$death = 1 \mid soldier A = 1 \mid soldier B = 1 \mid captain=1 \mid court order = 1$

With a counterfactual world where “$$soldier A = 0$$”, and where the arrow leading into A is erased (since he decided on his own not to shoot we emancipate it from the effect of the captain).

In [12]:

mttCounterfactual = gum.BayesNet(mtt)

# The court did give the order
mttCounterfactual.cpt("court order")[:] = [0, 1]

# Soldier A decides not to shoot
mttCounterfactual.cpt("soldier A")[0,:] = [1, 0] # c=0
mttCounterfactual.cpt("soldier A")[1,:] = [1, 0] # c=1

# We emancipate soldier A
mttCounterfactual.eraseArc("captain","soldier A")

In [13]:

gnb.showBNDiff(mtt, mttCounterfactual, size='4')

In [14]:

gnb.sideBySide(mttCounterfactual,
mttCounterfactual.cpt("court order"),
mttCounterfactual.cpt("captain"),
mttCounterfactual.cpt("soldier A"),
mttCounterfactual.cpt("soldier B"),
mttCounterfactual.cpt("death"),
captions=["the BN","the marginal for $court order$","the CPT for $captain$","the CPT for $soldier A$","the CPT for $soldier B$","the CPT for $death$"])

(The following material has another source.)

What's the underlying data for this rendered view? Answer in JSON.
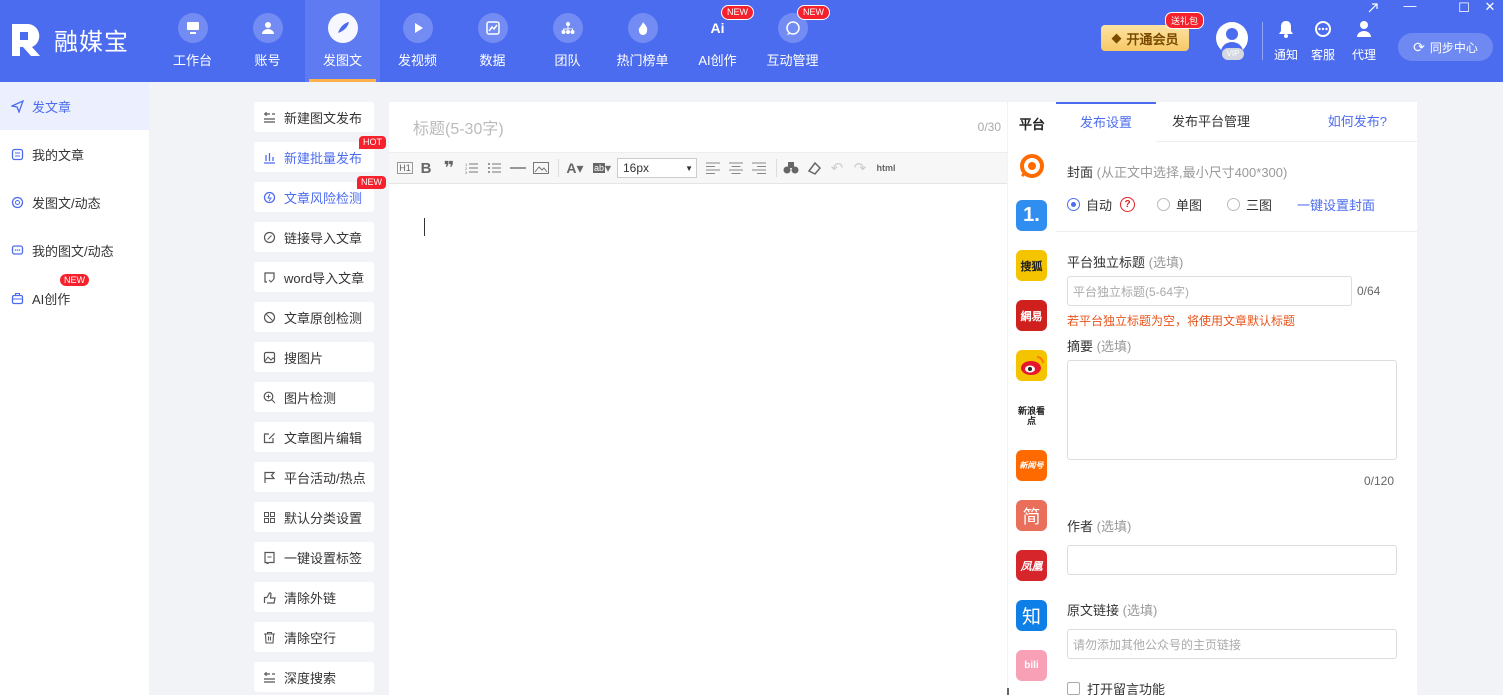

the BN
court order
0
1
0.00001.0000

the marginal for $court order$
captain
court order
0
1
0
1.00000.0000
1
0.00001.0000

the CPT for $captain$
soldier A
0
1
1.00000.0000

the CPT for $soldier A$
soldier B
captain
0
1
0
0.99990.0001
1
0.00010.9999

the CPT for $soldier B$
death
soldier B
soldier A
0
1
0
0
0.99990.0001
1
0.00010.9999
1
0
0.00010.9999
1
0.00010.9999

the CPT for $death$
In [15]:

gnb.showInference(mttCounterfactual)


Even if A decides not to shoot in the counterfactual world, the court did give the order to the captain who gave the signal to the firing squad including A who decided not to shoot, however, B shot and killed the prisoner.

Mathematically, this counterfactual is the following conditional probability:

$P(death^* \mid soldier A^*=0,soldier A=1, captain=1,court order=1,death=1)$

where variables with an ∗ are unobserved (and unobservable) variables that live in the counterfactual world, while variables without ∗ are observable.